(Supplied information)

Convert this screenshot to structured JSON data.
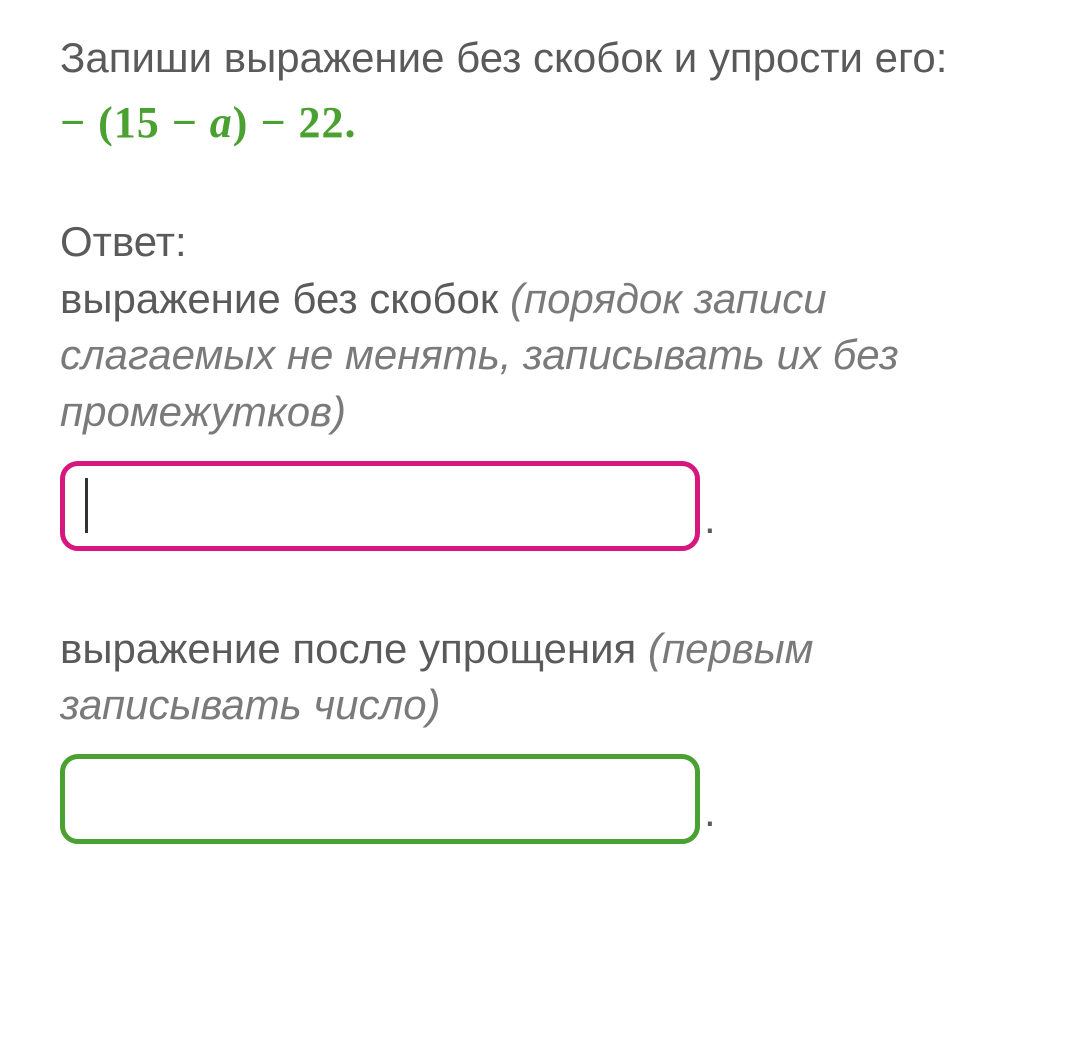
{
  "problem": {
    "prompt": "Запиши выражение без скобок и упрости его:",
    "expression": "− (15 − a) − 22",
    "period": "."
  },
  "answer": {
    "label": "Ответ:",
    "section1": {
      "text": "выражение без скобок ",
      "hint": "(порядок записи слагаемых не менять, записывать их без промежутков)",
      "input_value": "",
      "period": "."
    },
    "section2": {
      "text": "выражение после упрощения ",
      "hint": "(первым записывать число)",
      "input_value": "",
      "period": "."
    }
  }
}
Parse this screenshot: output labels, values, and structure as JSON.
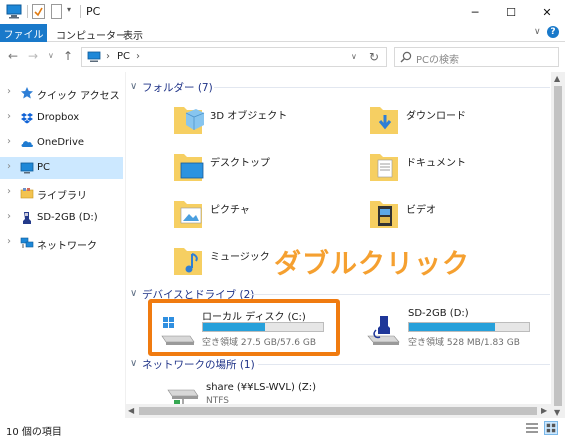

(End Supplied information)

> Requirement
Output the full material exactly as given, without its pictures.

> Written solution
Convert this screenshot to structured JSON data.
{
  "problem": {
    "prompt": "Запиши выражение без скобок и упрости его:",
    "expression": "− (15 − a) − 22",
    "period": "."
  },
  "answer": {
    "label": "Ответ:",
    "section1": {
      "text": "выражение без скобок ",
      "hint": "(порядок записи слагаемых не менять, записывать их без промежутков)",
      "input_value": "",
      "period": "."
    },
    "section2": {
      "text": "выражение после упрощения ",
      "hint": "(первым записывать число)",
      "input_value": "",
      "period": "."
    }
  }
}
Parse this screenshot: output labels, values, and structure as JSON.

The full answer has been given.